The water levels downstream of Vaal Dam are expected to reach levels last seen during the flood of 1996

“This brings the number of opened gates to 17 since December 16,” spokesperson Klaas Mofomme said in a statement.

He said the municipality would like to warn community members to continue being on high alert for possible flooding.

“However, it must be emphasised that our joint operation committee team, which includes the emergency services and disaster management teams, is on high alert to provide the necessary services should the need arise.”

Mofomme said the outflow into the Vaal River was now standing at 2.7 million litres per second and the water outflow is about 90 times higher than the normal flow.

All boat owners were advised to remove their boats from the water even if they were in boathouses on the river. Continue reading

Dams overflow with more rain expected

Posted by: Saving Water SA (Cape Town, South Africa) – partnered with Water Rhapsody conservation systems – 04 January 2011

The Gariep Dam, the largest dam in South Africa, is 107 percent full with an outflow of 1670 cubic metres per second.

Dept of water affairs urges caution in the vicinity of the Vaal Orange River System

The water levels of the four largest dams in the Orange River catchment were rising following heavy rains in the past day, the department of water affairs said on Tuesday.

The Vaal Dam was 103% full and three sluice gates were open, spokeswoman Linda Page said in a statement.

It had an outflow of 870 cubic metres per second.

In the Free State the capacity of the Bloemhof Dam was currently at 104% with an outflow of 1000 cubic metres per second.

The Gariep Dam, the largest dam in South Africa, was at 107 percent with an outflow of 1670 cubic metres per second which would increase to about 2900 cubic metres per second, Page said.

The capacity of the second largest dam, the Vanderkloof Dam, was at 107.7% with an outflow of 1323 cubic metres per second and would increase to about 2500 cubic metres per second.

As more rain was forecast over the next 24 hours, it was expected that changes to outflows would be made, she said.

“The department of water affairs wishes to again urge all communities to exercise caution in the vicinity of the Vaal Orange River System and affected dams,”

– Sapa

Citrus crop threatened by drought

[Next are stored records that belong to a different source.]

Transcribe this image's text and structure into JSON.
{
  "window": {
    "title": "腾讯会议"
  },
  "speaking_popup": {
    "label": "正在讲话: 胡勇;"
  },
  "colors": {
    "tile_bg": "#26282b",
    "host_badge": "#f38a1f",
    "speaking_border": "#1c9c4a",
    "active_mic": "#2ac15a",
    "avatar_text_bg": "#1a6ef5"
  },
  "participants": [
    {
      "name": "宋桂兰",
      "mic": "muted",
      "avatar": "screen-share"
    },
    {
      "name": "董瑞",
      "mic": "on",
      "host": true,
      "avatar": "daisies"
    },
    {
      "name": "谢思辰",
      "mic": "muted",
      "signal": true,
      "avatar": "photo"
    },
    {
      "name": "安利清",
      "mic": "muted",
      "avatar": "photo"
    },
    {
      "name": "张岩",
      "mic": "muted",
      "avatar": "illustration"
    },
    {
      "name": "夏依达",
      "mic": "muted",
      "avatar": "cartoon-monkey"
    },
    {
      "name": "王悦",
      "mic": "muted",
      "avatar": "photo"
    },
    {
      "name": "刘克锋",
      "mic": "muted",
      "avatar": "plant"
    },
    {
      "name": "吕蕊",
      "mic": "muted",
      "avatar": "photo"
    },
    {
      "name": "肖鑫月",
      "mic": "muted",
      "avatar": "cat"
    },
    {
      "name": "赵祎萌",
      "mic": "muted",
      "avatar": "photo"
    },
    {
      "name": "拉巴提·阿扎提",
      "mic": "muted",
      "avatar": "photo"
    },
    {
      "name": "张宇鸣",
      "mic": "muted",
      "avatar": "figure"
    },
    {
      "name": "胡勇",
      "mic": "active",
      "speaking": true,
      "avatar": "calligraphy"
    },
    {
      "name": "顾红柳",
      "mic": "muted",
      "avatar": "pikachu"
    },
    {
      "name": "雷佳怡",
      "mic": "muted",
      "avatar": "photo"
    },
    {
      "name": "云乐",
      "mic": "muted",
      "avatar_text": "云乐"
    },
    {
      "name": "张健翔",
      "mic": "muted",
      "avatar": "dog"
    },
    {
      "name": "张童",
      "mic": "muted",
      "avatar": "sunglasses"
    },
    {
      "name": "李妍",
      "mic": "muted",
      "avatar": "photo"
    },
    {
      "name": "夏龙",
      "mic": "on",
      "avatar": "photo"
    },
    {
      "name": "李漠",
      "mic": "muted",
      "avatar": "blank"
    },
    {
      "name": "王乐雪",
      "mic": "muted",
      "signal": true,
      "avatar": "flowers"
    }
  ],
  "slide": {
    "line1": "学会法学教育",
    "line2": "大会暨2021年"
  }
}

Posted by: Saving Water SA (Cape Town, South Africa) – partnered with Water Rhapsody conservation systems – 15 October 2010

Fears are growing that the current drought in the Eastern Cape may lead to poor citrus crops in the province’s Patensie and Sundays River Valley areas.

This would have a major impact on the province’s economy as the citrus industry is one of its driving forces.

Citrus Growers’ Association Patensie director Phillip Dempsey warned the industry would be in trouble if there was not sufficient rainfall by the end of November as there would be no crops available for export.

“There has not been sufficient rainfall this year, but the real problem will come in by the end of November and beginning of December as the summer months are the time that these orchards are most dependent on a lot of water,” said Dempsey.

He said about 10000ha of orchards required rain and most of the citrus fruit from these orchards was destined for the export market. Continue reading